Thursday, March 8, 2012


Ascona, and ze laggo.
Ahh, I fairly-well died from lack of internetz, but Ascona was lovely, and sunny, and palm tree-y, and I ate pasta sauce straight from the jar, and found a pair of neon green plastic sunglasses that look, strictly speaking, terrible, but I'm going to wear them anyway.

I also read The Fault in Our Stars. It was my travel book.

I'd heard a TON of glowing things about it. Everyone was basically like, "Oh, you shall CRY in PUBLIC," which I doubted, but I wasn't averse to the idea should the book really be that good, and so I bought it, and I packed it, and was really pumped to read it, because sad books are awesome, and... annnnd... It didn't really do anything for me.

Now you're probably thinking, "Stefan, you cold-hearted blighter. This book is about teenagers! Dying! Of CANCER!!!"

Yes, thank you, I realized that while reading. (Thumbs up for coherency skillzzzz.) But somehow the whole book seemed to go like this:

Girl Dying Of Cancer: *says something snarky*
Boy With One Leg: *is totally OK with all the snark, and is in fact smitten by it, and even though you'd think Snarky Dying Girl would not be particularly interesting to a one-legged teenager who, like all one-legged teenagers, is preternaturally cool and charismatic, Boy-With-One-Leg pursues her and whisks her off to AMSTERDAM.
At which point, Author: *says something deep about the universe, or breakfast eggs, or... cancer.*

I dunno. I was seriously expecting to love it, be moved by it, or at least marvel at the author's subtlety and skill. But a lot of things didn't work for me. I think most of them had to do with the supposedly 'teenage' characters.
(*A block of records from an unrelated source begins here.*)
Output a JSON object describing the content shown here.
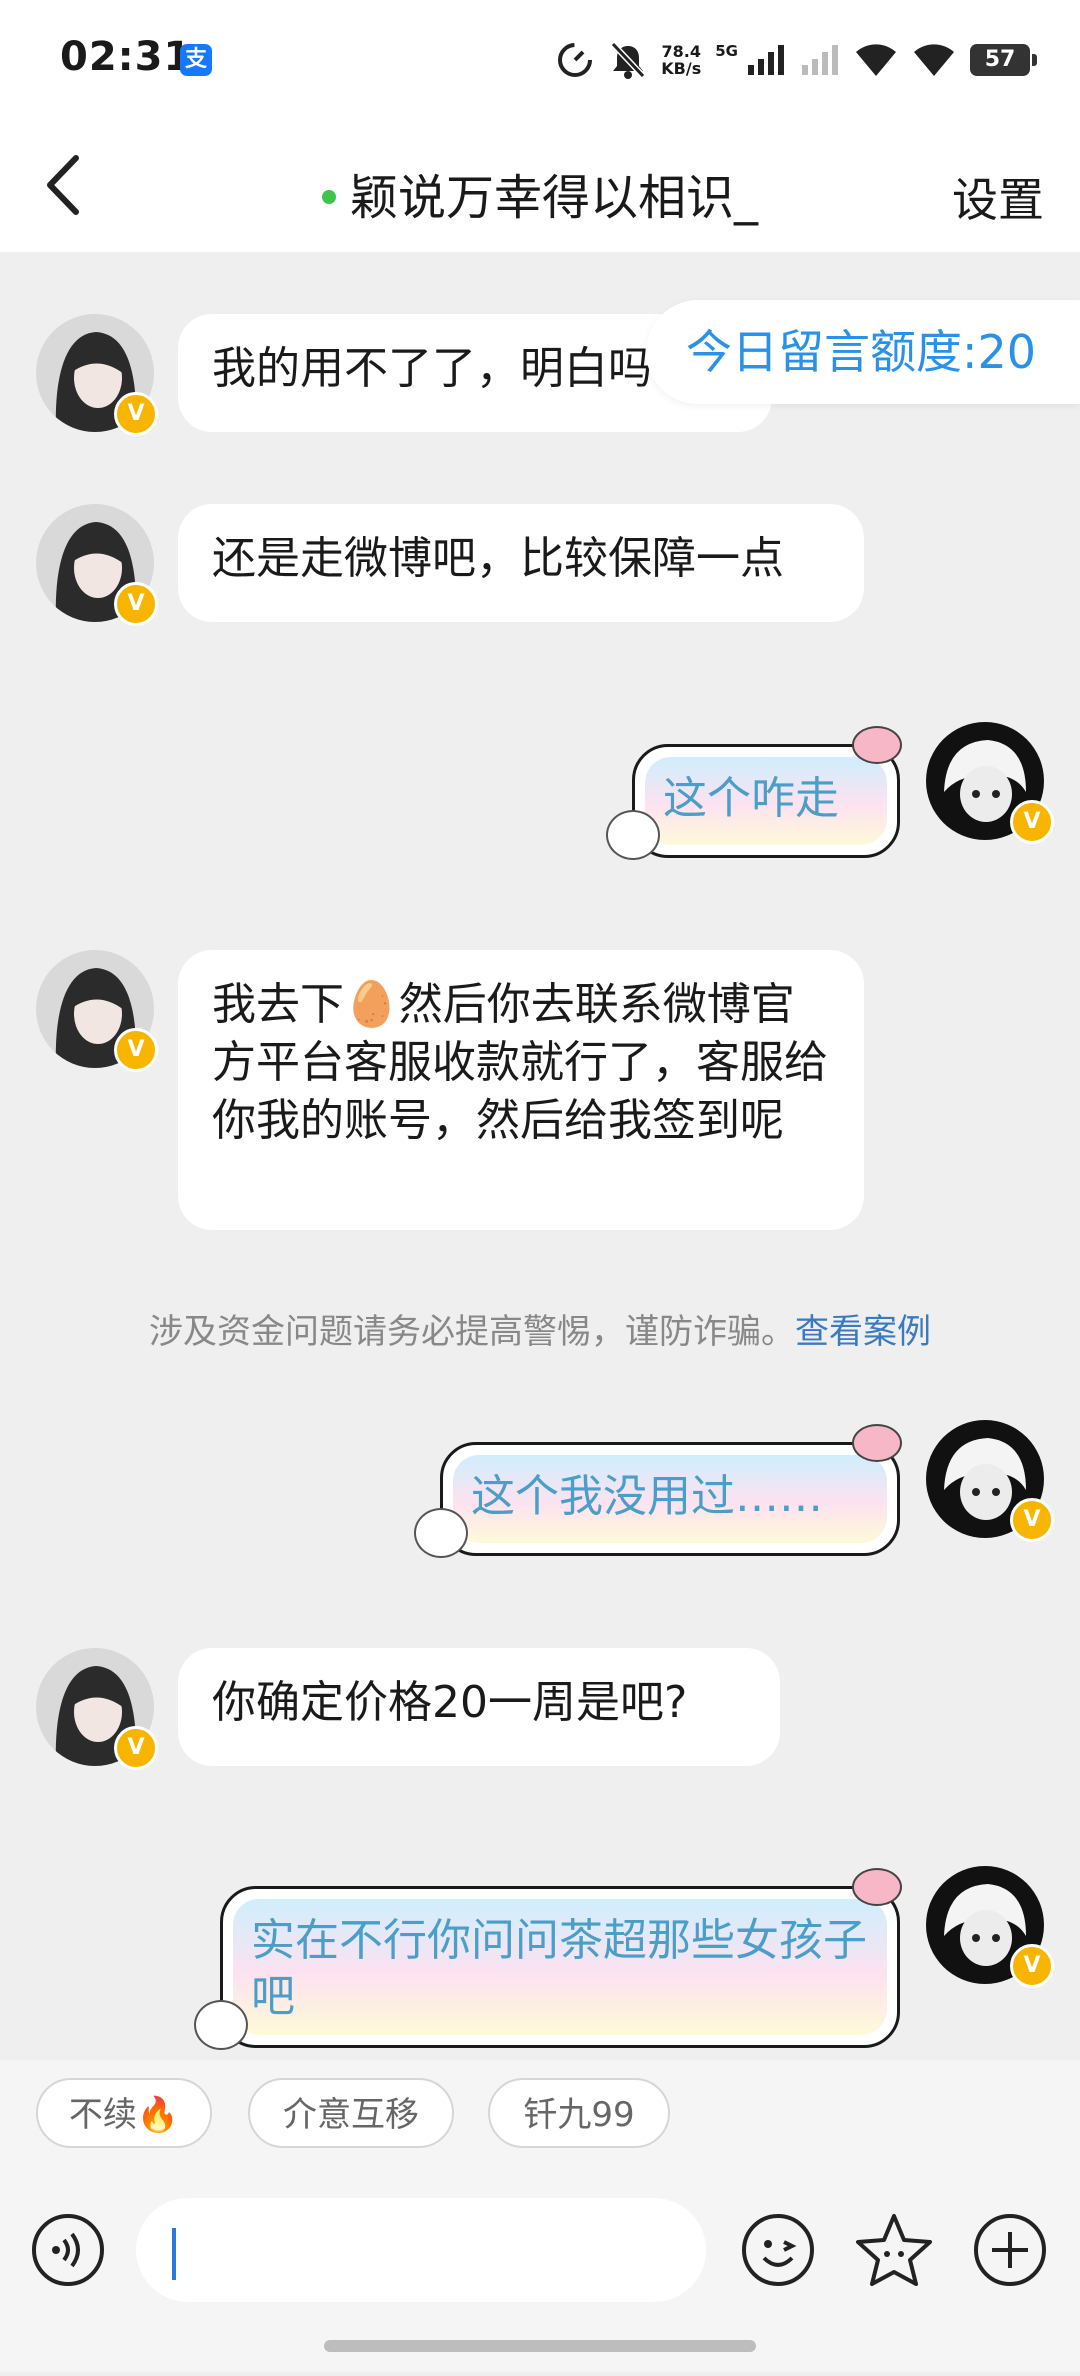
{
  "status_bar": {
    "time": "02:31",
    "alipay_icon": "支",
    "speed_value": "78.4",
    "speed_unit": "KB/s",
    "network": "5G",
    "battery": "57"
  },
  "header": {
    "title": "颖说万幸得以相识_",
    "settings_label": "设置"
  },
  "quota_banner": "今日留言额度:20",
  "messages": [
    {
      "side": "left",
      "text": "我的用不了了，明白吗"
    },
    {
      "side": "left",
      "text": "还是走微博吧，比较保障一点"
    },
    {
      "side": "right",
      "text": "这个咋走"
    },
    {
      "side": "left",
      "text": "我去下🥚然后你去联系微博官方平台客服收款就行了，客服给你我的账号，然后给我签到呢"
    },
    {
      "side": "right",
      "text": "这个我没用过……"
    },
    {
      "side": "left",
      "text": "你确定价格20一周是吧?"
    },
    {
      "side": "right",
      "text": "实在不行你问问茶超那些女孩子吧"
    }
  ],
  "warning": {
    "text": "涉及资金问题请务必提高警惕，谨防诈骗。",
    "link": "查看案例"
  },
  "quick_replies": [
    "不续🔥",
    "介意互移",
    "钎九99"
  ],
  "input": {
    "value": ""
  },
  "colors": {
    "accent_blue": "#2a91e8",
    "online_dot": "#3ec44a",
    "verified_badge": "#f7b500",
    "link": "#3a7bbf"
  },
  "icons": [
    "back-icon",
    "voice-icon",
    "emoji-icon",
    "sticker-icon",
    "plus-icon",
    "verified-icon"
  ]
}
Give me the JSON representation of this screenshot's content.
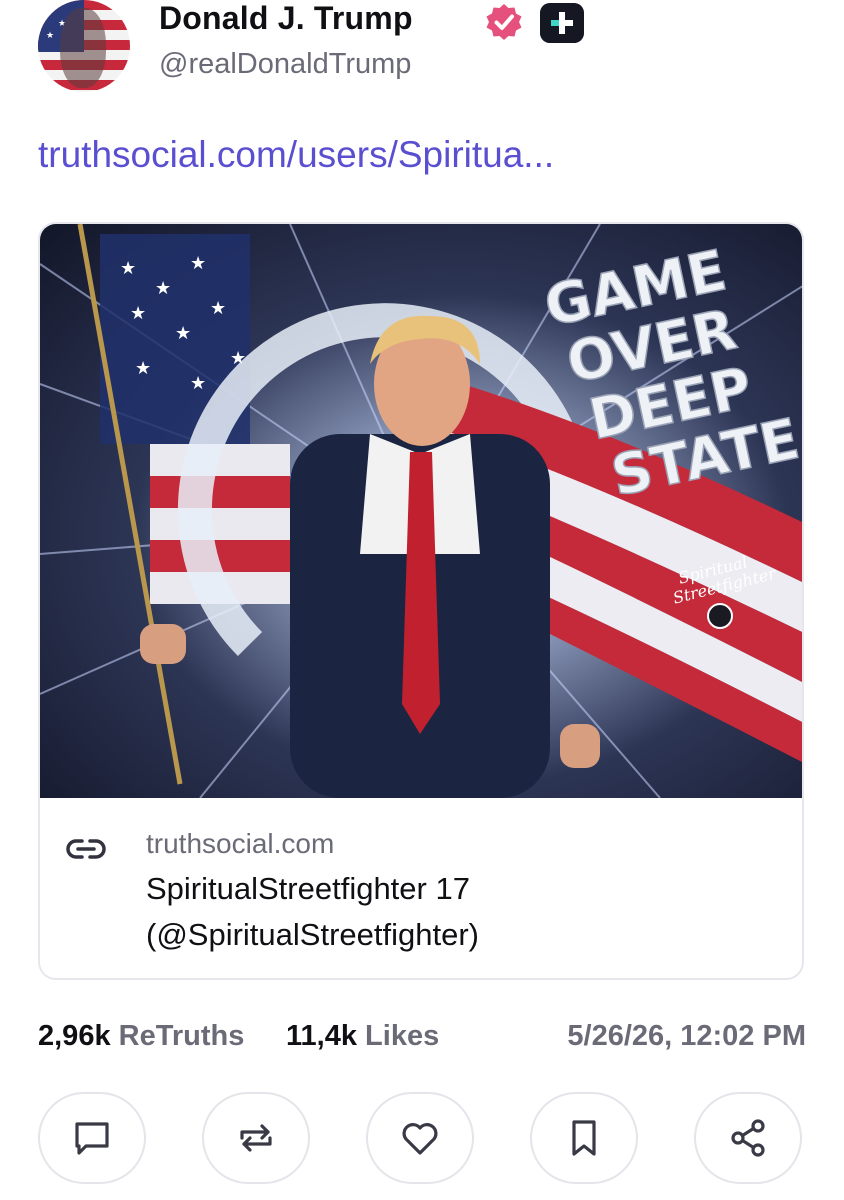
{
  "post": {
    "author_name": "Donald J. Trump",
    "author_handle": "@realDonaldTrump",
    "avatar_icon": "user-avatar",
    "verified_icon": "verified-badge-icon",
    "plus_icon": "plus-badge-icon",
    "link_text": "truthsocial.com/users/Spiritua...",
    "accent_color": "#5b4fd1",
    "verified_color": "#e5507d"
  },
  "card": {
    "image_text": {
      "line1": "GAME",
      "line2": "OVER",
      "line3": "DEEP",
      "line4": "STATE",
      "watermark_line1": "Spiritual",
      "watermark_line2": "Streetfighter"
    },
    "link_icon": "link-icon",
    "domain": "truthsocial.com",
    "title_line1": "SpiritualStreetfighter 17",
    "title_line2": "(@SpiritualStreetfighter)"
  },
  "stats": {
    "retruths_count": "2,96k",
    "retruths_label": "ReTruths",
    "likes_count": "11,4k",
    "likes_label": "Likes",
    "timestamp": "5/26/26, 12:02 PM"
  },
  "actions": [
    {
      "icon": "comment-icon"
    },
    {
      "icon": "retruth-icon"
    },
    {
      "icon": "heart-icon"
    },
    {
      "icon": "bookmark-icon"
    },
    {
      "icon": "share-icon"
    }
  ]
}
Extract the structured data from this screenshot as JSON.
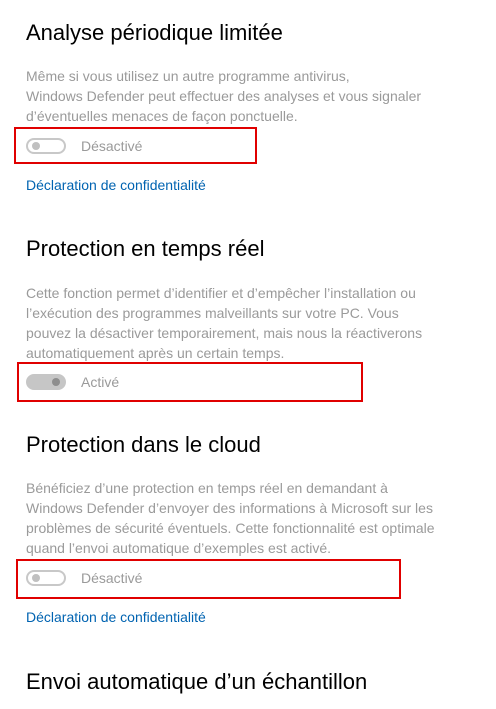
{
  "sections": [
    {
      "title": "Analyse périodique limitée",
      "description_lines": [
        "Même si vous utilisez un autre programme antivirus,",
        "Windows Defender peut effectuer des analyses et vous signaler",
        "d’éventuelles menaces de façon ponctuelle."
      ],
      "toggle_state": "off",
      "toggle_label": "Désactivé",
      "link": "Déclaration de confidentialité"
    },
    {
      "title": "Protection en temps réel",
      "description_lines": [
        "Cette fonction permet d’identifier et d’empêcher l’installation ou",
        "l’exécution des programmes malveillants sur votre PC. Vous",
        "pouvez la désactiver temporairement, mais nous la réactiverons",
        "automatiquement après un certain temps."
      ],
      "toggle_state": "on",
      "toggle_label": "Activé"
    },
    {
      "title": "Protection dans le cloud",
      "description_lines": [
        "Bénéficiez d’une protection en temps réel en demandant à",
        "Windows Defender d’envoyer des informations à Microsoft sur les",
        "problèmes de sécurité éventuels. Cette fonctionnalité est optimale",
        "quand l’envoi automatique d’exemples est activé."
      ],
      "toggle_state": "off",
      "toggle_label": "Désactivé",
      "link": "Déclaration de confidentialité"
    },
    {
      "title": "Envoi automatique d’un échantillon"
    }
  ],
  "colors": {
    "highlight": "#e00000",
    "link": "#0063b1",
    "disabled_text": "#9a9a9a"
  }
}
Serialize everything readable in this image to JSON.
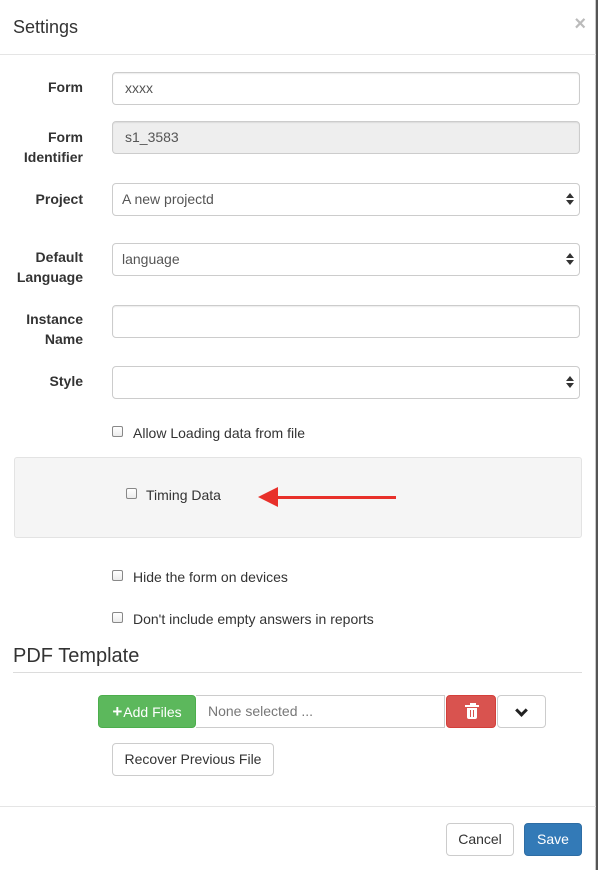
{
  "dialog": {
    "title": "Settings",
    "close_glyph": "×"
  },
  "form": {
    "form_label": "Form",
    "form_value": "xxxx",
    "identifier_label_line1": "Form",
    "identifier_label_line2": "Identifier",
    "identifier_value": "s1_3583",
    "project_label": "Project",
    "project_value": "A new projectd",
    "language_label_line1": "Default",
    "language_label_line2": "Language",
    "language_value": "language",
    "instance_label_line1": "Instance",
    "instance_label_line2": "Name",
    "instance_value": "",
    "style_label": "Style",
    "style_value": ""
  },
  "checkboxes": {
    "allow_loading": {
      "label": "Allow Loading data from file",
      "checked": false
    },
    "timing_data": {
      "label": "Timing Data",
      "checked": false
    },
    "hide_form": {
      "label": "Hide the form on devices",
      "checked": false
    },
    "no_empty_answers": {
      "label": "Don't include empty answers in reports",
      "checked": false
    }
  },
  "annotation": {
    "arrow_color": "#e8302a"
  },
  "pdf": {
    "section_title": "PDF Template",
    "add_files_label": "Add Files",
    "file_placeholder": "None selected ...",
    "recover_label": "Recover Previous File"
  },
  "footer": {
    "cancel_label": "Cancel",
    "save_label": "Save"
  },
  "colors": {
    "primary": "#337ab7",
    "success": "#5cb85c",
    "danger": "#d9534f"
  },
  "icons": {
    "add": "plus-icon",
    "delete": "trash-icon",
    "dropdown": "chevron-down-icon",
    "close": "close-icon"
  }
}
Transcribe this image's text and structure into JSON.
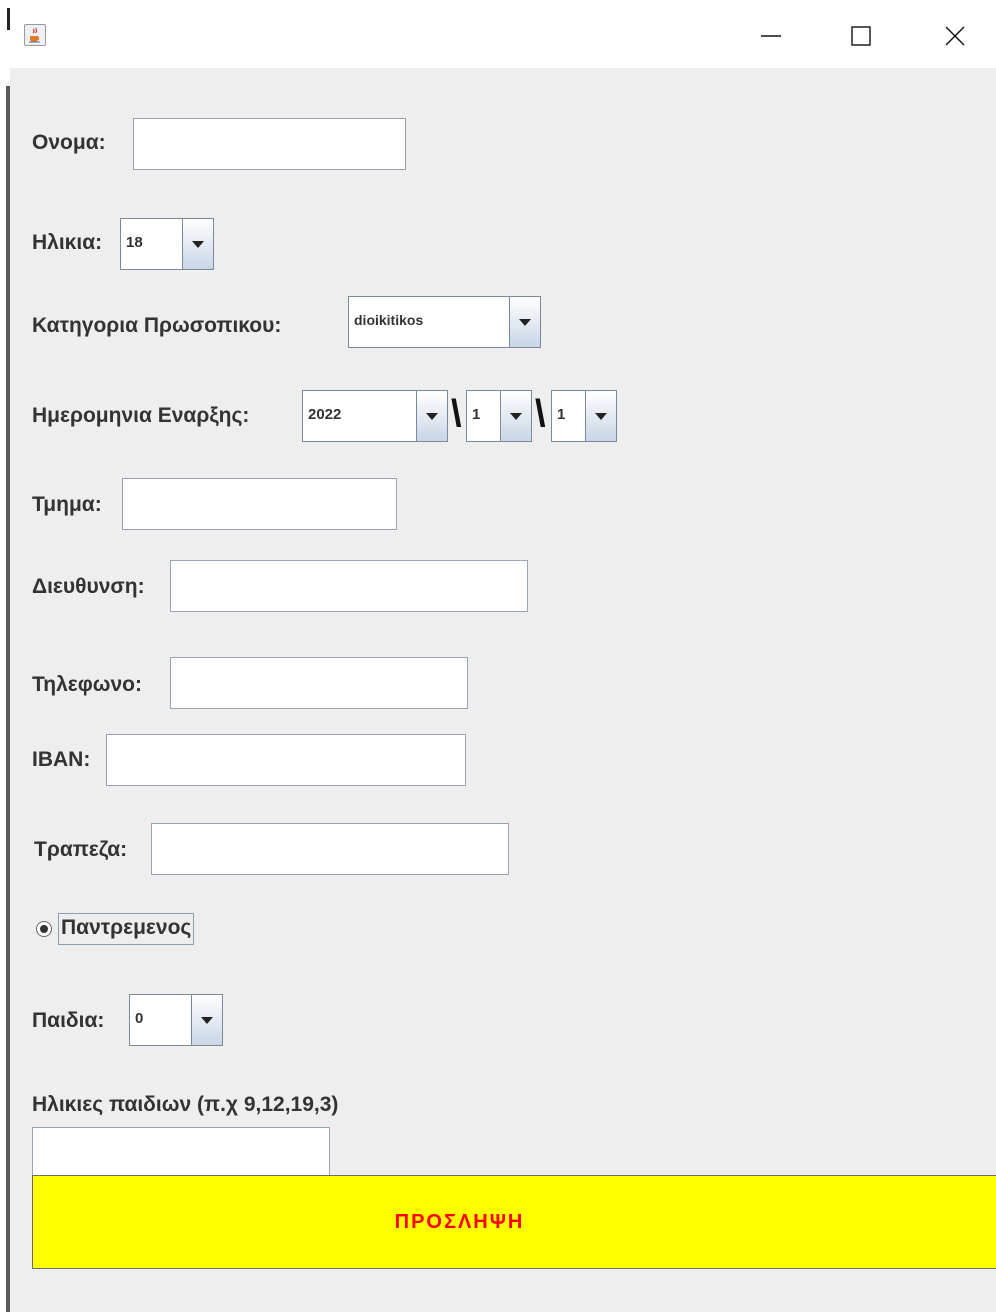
{
  "window": {
    "minimize_glyph": "—",
    "close_glyph": "✕"
  },
  "form": {
    "name_label": "Ονομα:",
    "name_value": "",
    "age_label": "Ηλικια:",
    "age_value": "18",
    "category_label": "Κατηγορια Πρωσοπικου:",
    "category_value": "dioikitikos",
    "start_date_label": "Ημερομηνια Εναρξης:",
    "start_year": "2022",
    "date_separator": "\\",
    "start_month": "1",
    "start_day": "1",
    "department_label": "Τμημα:",
    "department_value": "",
    "address_label": "Διευθυνση:",
    "address_value": "",
    "phone_label": "Τηλεφωνο:",
    "phone_value": "",
    "iban_label": "IBAN:",
    "iban_value": "",
    "bank_label": "Τραπεζα:",
    "bank_value": "",
    "married_label": "Παντρεμενος",
    "married_selected": true,
    "children_label": "Παιδια:",
    "children_value": "0",
    "children_ages_label": "Ηλικιες παιδιων (π.χ 9,12,19,3)",
    "children_ages_value": "",
    "hire_button_label": "ΠΡΟΣΛΗΨΗ"
  },
  "colors": {
    "hire_button_bg": "#ffff00",
    "hire_button_text": "#ff0000",
    "panel_bg": "#eeeeee"
  },
  "icons": {
    "app": "java-coffee-icon",
    "minimize": "minimize-icon",
    "maximize": "maximize-icon",
    "close": "close-icon",
    "dropdown": "chevron-down-icon"
  }
}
Yeah, they have cancer, and cancer is sad and horrible, and perhaps very maturing, but I was recently introduced to a girl who is still bald from her chemo treatments, and for some reason she didn't sound at all like a thirty-something youtuber. She was just a teenager. And I'm fairly certain her doctors and flight attendants never gave her bottles of champagne either.

The rest of the world seems to be squarely in the 'CRY in PUBLIC' group, and I think that's way admirable if a book can do that for people. I'm just saying it didn't do that for me.

But whatever. Below are some pictures of our two-day-advenshaaaah, stolen from my Mom's camera.

They all have that annoying orange date in the corner, and I'm too lazy have no idea how to get rid of them, SO IGNORE IT, pleeeease?

Fair Switzerland, through the train window. Aka, the usual spread of idyllic mountains, and lakes, and fields full of cows and clocks and chocolate.
       And then, in one fell swoop. Ka-POW! 

Palm trees!

And pasta!

And decapitated people in SHORT DRESSES!
 At least, I think that's what that represents. I'm open to other interpretations, though.

That's all I got. Thing's are vedy, vedy busy for me this week, and month, and though I have lots to talk about, I have no time to type them into coherent blog posts, so later on, hopefully, definitely, yes?



  1. Ommmmmgosh, I just read TFIOS too! I agree, it was kind of blah. Just kind of predictable and silly. But one is OBLIGATED to like it because it is SERIOUS.

    Also, I think that statue represents world peace.

  2. That photo from the train takes my breath away. Wow. I mean...Wow. Sad you have become so blasé about such spectacularness.

    I think the sculpture represents the two handled hammer of fascism. Um. yeah.

  3. @Kat: HAHAHAHAHA! Just... to all of that.

    @Clayvessel: It is rather sad. And now that you mention it, the statue *does* look kind of like a hammer. Or pliers. Or Plammers. Fascist plammers. xD

  4. Hey I liked that book! and then I read your thoughts on it. ;-) You definitely have a way of making everything seem ridiculous....

  5. Oh, well, that's flattering. Don't let me dissuade you. I think most things are kind of ridiculous. xD